[Work required]: Write out the data word for word and omit every picture.
** Opening Given entries block **
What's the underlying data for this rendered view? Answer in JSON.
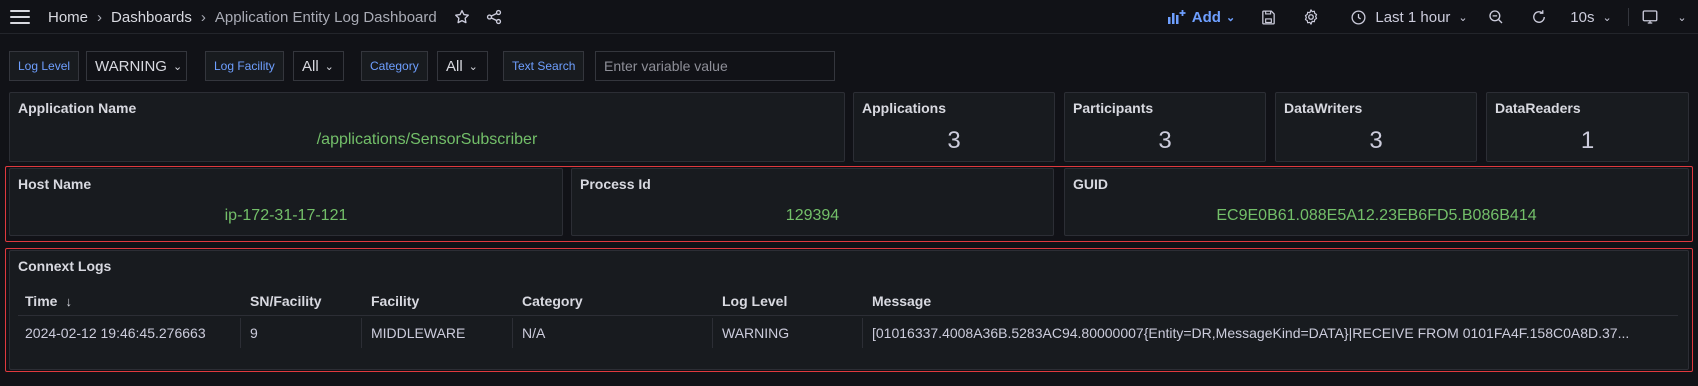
{
  "breadcrumbs": [
    "Home",
    "Dashboards",
    "Application Entity Log Dashboard"
  ],
  "toolbar": {
    "add_label": "Add",
    "time_range": "Last 1 hour",
    "refresh_interval": "10s",
    "accent_color": "#6e9fff"
  },
  "variables": {
    "log_level": {
      "label": "Log Level",
      "value": "WARNING"
    },
    "log_facility": {
      "label": "Log Facility",
      "value": "All"
    },
    "category": {
      "label": "Category",
      "value": "All"
    },
    "text_search": {
      "label": "Text Search",
      "placeholder": "Enter variable value"
    }
  },
  "panels": {
    "application_name": {
      "title": "Application Name",
      "value": "/applications/SensorSubscriber"
    },
    "applications": {
      "title": "Applications",
      "value": "3"
    },
    "participants": {
      "title": "Participants",
      "value": "3"
    },
    "datawriters": {
      "title": "DataWriters",
      "value": "3"
    },
    "datareaders": {
      "title": "DataReaders",
      "value": "1"
    },
    "host_name": {
      "title": "Host Name",
      "value": "ip-172-31-17-121"
    },
    "process_id": {
      "title": "Process Id",
      "value": "129394"
    },
    "guid": {
      "title": "GUID",
      "value": "EC9E0B61.088E5A12.23EB6FD5.B086B414"
    }
  },
  "logs": {
    "title": "Connext Logs",
    "columns": [
      "Time",
      "SN/Facility",
      "Facility",
      "Category",
      "Log Level",
      "Message"
    ],
    "rows": [
      [
        "2024-02-12 19:46:45.276663",
        "9",
        "MIDDLEWARE",
        "N/A",
        "WARNING",
        "[01016337.4008A36B.5283AC94.80000007{Entity=DR,MessageKind=DATA}|RECEIVE FROM 0101FA4F.158C0A8D.37..."
      ]
    ]
  },
  "colors": {
    "value_green": "#73bf69",
    "highlight_red": "#e0393e",
    "background": "#111217",
    "panel": "#181b1f"
  }
}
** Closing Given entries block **
[Written solution]:
What's the underlying data for this rendered view? Answer in JSON.
{
  "breadcrumbs": [
    "Home",
    "Dashboards",
    "Application Entity Log Dashboard"
  ],
  "toolbar": {
    "add_label": "Add",
    "time_range": "Last 1 hour",
    "refresh_interval": "10s",
    "accent_color": "#6e9fff"
  },
  "variables": {
    "log_level": {
      "label": "Log Level",
      "value": "WARNING"
    },
    "log_facility": {
      "label": "Log Facility",
      "value": "All"
    },
    "category": {
      "label": "Category",
      "value": "All"
    },
    "text_search": {
      "label": "Text Search",
      "placeholder": "Enter variable value"
    }
  },
  "panels": {
    "application_name": {
      "title": "Application Name",
      "value": "/applications/SensorSubscriber"
    },
    "applications": {
      "title": "Applications",
      "value": "3"
    },
    "participants": {
      "title": "Participants",
      "value": "3"
    },
    "datawriters": {
      "title": "DataWriters",
      "value": "3"
    },
    "datareaders": {
      "title": "DataReaders",
      "value": "1"
    },
    "host_name": {
      "title": "Host Name",
      "value": "ip-172-31-17-121"
    },
    "process_id": {
      "title": "Process Id",
      "value": "129394"
    },
    "guid": {
      "title": "GUID",
      "value": "EC9E0B61.088E5A12.23EB6FD5.B086B414"
    }
  },
  "logs": {
    "title": "Connext Logs",
    "columns": [
      "Time",
      "SN/Facility",
      "Facility",
      "Category",
      "Log Level",
      "Message"
    ],
    "rows": [
      [
        "2024-02-12 19:46:45.276663",
        "9",
        "MIDDLEWARE",
        "N/A",
        "WARNING",
        "[01016337.4008A36B.5283AC94.80000007{Entity=DR,MessageKind=DATA}|RECEIVE FROM 0101FA4F.158C0A8D.37..."
      ]
    ]
  },
  "colors": {
    "value_green": "#73bf69",
    "highlight_red": "#e0393e",
    "background": "#111217",
    "panel": "#181b1f"
  }
}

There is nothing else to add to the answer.